▶ [EXERCISE GOAL]: Copy each entry verbatim, excluding its images.

──────── AVAILABLE DATA

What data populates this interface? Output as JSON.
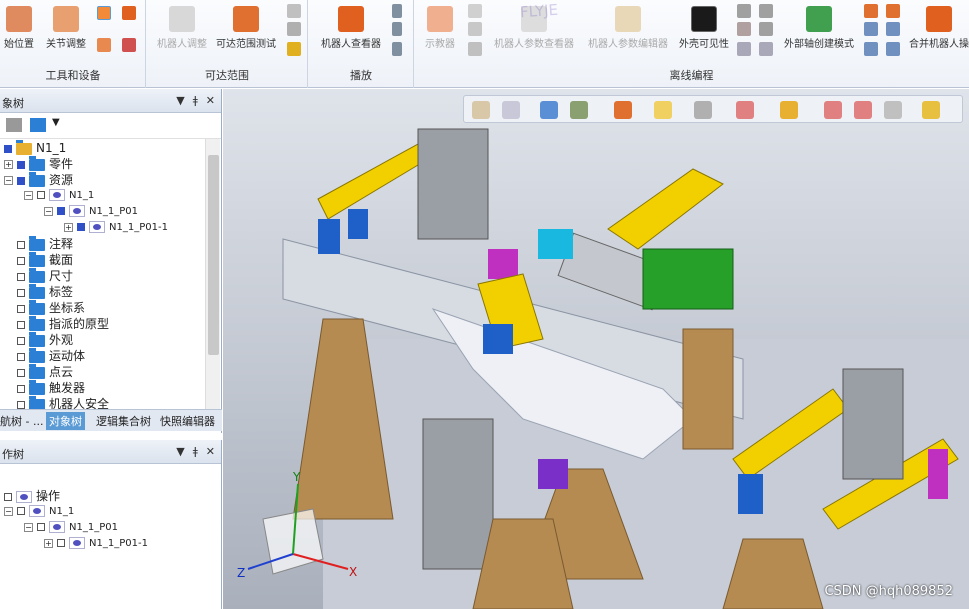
{
  "ribbon": {
    "groups": [
      {
        "label": "工具和设备",
        "buttons": [
          "始位置",
          "关节调整"
        ]
      },
      {
        "label": "可达范围",
        "buttons": [
          "机器人调整",
          "可达范围测试"
        ]
      },
      {
        "label": "播放",
        "buttons": [
          "机器人查看器"
        ]
      },
      {
        "label": "离线编程",
        "buttons": [
          "示教器",
          "机器人参数查看器",
          "机器人参数编辑器",
          "外壳可见性",
          "外部轴创建模式",
          "合并机器人操"
        ]
      }
    ],
    "watermark": "FLYJE"
  },
  "object_tree": {
    "title": "象树",
    "root": "N1_1",
    "items": [
      {
        "label": "零件",
        "checked": true,
        "expandable": true
      },
      {
        "label": "资源",
        "checked": true,
        "expandable": true
      },
      {
        "label": "N1_1",
        "checked": false
      },
      {
        "label": "N1_1_P01",
        "checked": true
      },
      {
        "label": "N1_1_P01-1",
        "checked": true
      },
      {
        "label": "注释",
        "checked": false
      },
      {
        "label": "截面",
        "checked": false
      },
      {
        "label": "尺寸",
        "checked": false
      },
      {
        "label": "标签",
        "checked": false
      },
      {
        "label": "坐标系",
        "checked": false
      },
      {
        "label": "指派的原型",
        "checked": false
      },
      {
        "label": "外观",
        "checked": false
      },
      {
        "label": "运动体",
        "checked": false
      },
      {
        "label": "点云",
        "checked": false
      },
      {
        "label": "触发器",
        "checked": false
      },
      {
        "label": "机器人安全",
        "checked": false
      }
    ],
    "tabs": [
      "航树 - ...",
      "对象树",
      "逻辑集合树",
      "快照编辑器"
    ],
    "active_tab": "对象树"
  },
  "operation_tree": {
    "title": "作树",
    "items": [
      "操作",
      "N1_1",
      "N1_1_P01",
      "N1_1_P01-1"
    ]
  },
  "viewport": {
    "axes": {
      "x": "X",
      "y": "Y",
      "z": "Z"
    },
    "credit": "CSDN @hqh089852"
  },
  "colors": {
    "ribbon_bg": "#eef2f8",
    "folder": "#2b7fd4",
    "active_tab": "#5b9bd5",
    "yellow": "#f2d000",
    "blue": "#1f5fc8",
    "wood": "#b58b52",
    "green": "#27a02a",
    "magenta": "#c030c0",
    "cyan": "#18b8e0"
  }
}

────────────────

▶ [RESULT FOR THIS EXERCISE]:
What data populates this interface? Output as JSON.
{
  "ribbon": {
    "groups": [
      {
        "label": "工具和设备",
        "buttons": [
          "始位置",
          "关节调整"
        ]
      },
      {
        "label": "可达范围",
        "buttons": [
          "机器人调整",
          "可达范围测试"
        ]
      },
      {
        "label": "播放",
        "buttons": [
          "机器人查看器"
        ]
      },
      {
        "label": "离线编程",
        "buttons": [
          "示教器",
          "机器人参数查看器",
          "机器人参数编辑器",
          "外壳可见性",
          "外部轴创建模式",
          "合并机器人操"
        ]
      }
    ],
    "watermark": "FLYJE"
  },
  "object_tree": {
    "title": "象树",
    "root": "N1_1",
    "items": [
      {
        "label": "零件",
        "checked": true,
        "expandable": true
      },
      {
        "label": "资源",
        "checked": true,
        "expandable": true
      },
      {
        "label": "N1_1",
        "checked": false
      },
      {
        "label": "N1_1_P01",
        "checked": true
      },
      {
        "label": "N1_1_P01-1",
        "checked": true
      },
      {
        "label": "注释",
        "checked": false
      },
      {
        "label": "截面",
        "checked": false
      },
      {
        "label": "尺寸",
        "checked": false
      },
      {
        "label": "标签",
        "checked": false
      },
      {
        "label": "坐标系",
        "checked": false
      },
      {
        "label": "指派的原型",
        "checked": false
      },
      {
        "label": "外观",
        "checked": false
      },
      {
        "label": "运动体",
        "checked": false
      },
      {
        "label": "点云",
        "checked": false
      },
      {
        "label": "触发器",
        "checked": false
      },
      {
        "label": "机器人安全",
        "checked": false
      }
    ],
    "tabs": [
      "航树 - ...",
      "对象树",
      "逻辑集合树",
      "快照编辑器"
    ],
    "active_tab": "对象树"
  },
  "operation_tree": {
    "title": "作树",
    "items": [
      "操作",
      "N1_1",
      "N1_1_P01",
      "N1_1_P01-1"
    ]
  },
  "viewport": {
    "axes": {
      "x": "X",
      "y": "Y",
      "z": "Z"
    },
    "credit": "CSDN @hqh089852"
  },
  "colors": {
    "ribbon_bg": "#eef2f8",
    "folder": "#2b7fd4",
    "active_tab": "#5b9bd5",
    "yellow": "#f2d000",
    "blue": "#1f5fc8",
    "wood": "#b58b52",
    "green": "#27a02a",
    "magenta": "#c030c0",
    "cyan": "#18b8e0"
  }
}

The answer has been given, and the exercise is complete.